What to produce: Wherever a line below holds the word "title", copy that line.

Information shown:
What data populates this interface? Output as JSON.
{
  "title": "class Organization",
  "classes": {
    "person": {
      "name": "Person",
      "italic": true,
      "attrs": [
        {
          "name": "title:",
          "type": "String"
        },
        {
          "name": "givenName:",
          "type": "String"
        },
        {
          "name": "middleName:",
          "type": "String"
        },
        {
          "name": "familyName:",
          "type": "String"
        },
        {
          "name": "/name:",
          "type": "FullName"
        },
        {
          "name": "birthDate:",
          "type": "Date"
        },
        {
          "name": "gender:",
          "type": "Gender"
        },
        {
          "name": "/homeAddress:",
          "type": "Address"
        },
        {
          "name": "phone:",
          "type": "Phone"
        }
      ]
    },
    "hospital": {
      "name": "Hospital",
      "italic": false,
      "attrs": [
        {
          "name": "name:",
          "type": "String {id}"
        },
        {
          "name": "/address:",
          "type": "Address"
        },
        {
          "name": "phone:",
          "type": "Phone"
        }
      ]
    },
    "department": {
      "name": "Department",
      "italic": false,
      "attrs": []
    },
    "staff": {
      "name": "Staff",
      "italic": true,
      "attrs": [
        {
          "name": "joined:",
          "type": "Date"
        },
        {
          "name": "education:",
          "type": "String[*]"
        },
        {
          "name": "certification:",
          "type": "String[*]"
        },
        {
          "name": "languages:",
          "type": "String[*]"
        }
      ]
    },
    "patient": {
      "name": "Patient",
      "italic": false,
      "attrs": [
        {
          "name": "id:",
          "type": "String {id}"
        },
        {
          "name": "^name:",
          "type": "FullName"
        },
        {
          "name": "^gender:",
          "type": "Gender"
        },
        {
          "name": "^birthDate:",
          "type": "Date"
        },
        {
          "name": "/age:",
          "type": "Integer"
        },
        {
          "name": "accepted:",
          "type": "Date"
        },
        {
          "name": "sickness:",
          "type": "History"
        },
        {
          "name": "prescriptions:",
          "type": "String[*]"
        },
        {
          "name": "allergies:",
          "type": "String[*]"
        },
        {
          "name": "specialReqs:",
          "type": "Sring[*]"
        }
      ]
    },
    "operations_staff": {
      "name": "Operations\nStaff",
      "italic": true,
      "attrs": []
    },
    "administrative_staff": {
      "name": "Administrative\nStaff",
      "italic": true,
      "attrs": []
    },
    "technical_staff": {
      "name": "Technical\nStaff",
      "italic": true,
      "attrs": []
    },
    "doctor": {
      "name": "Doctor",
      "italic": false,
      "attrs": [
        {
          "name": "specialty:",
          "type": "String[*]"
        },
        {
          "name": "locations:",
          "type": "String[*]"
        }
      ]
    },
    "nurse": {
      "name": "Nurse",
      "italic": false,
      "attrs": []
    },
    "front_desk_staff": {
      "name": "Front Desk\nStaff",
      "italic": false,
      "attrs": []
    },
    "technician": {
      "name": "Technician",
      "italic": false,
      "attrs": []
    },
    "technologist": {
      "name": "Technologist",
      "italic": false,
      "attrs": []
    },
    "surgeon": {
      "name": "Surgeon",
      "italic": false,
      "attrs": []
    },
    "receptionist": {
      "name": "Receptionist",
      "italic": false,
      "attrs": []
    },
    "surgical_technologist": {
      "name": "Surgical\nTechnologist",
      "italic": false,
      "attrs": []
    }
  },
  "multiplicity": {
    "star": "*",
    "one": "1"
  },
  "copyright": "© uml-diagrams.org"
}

Final answer:
  "title": "class Organization",
          "name": "title:",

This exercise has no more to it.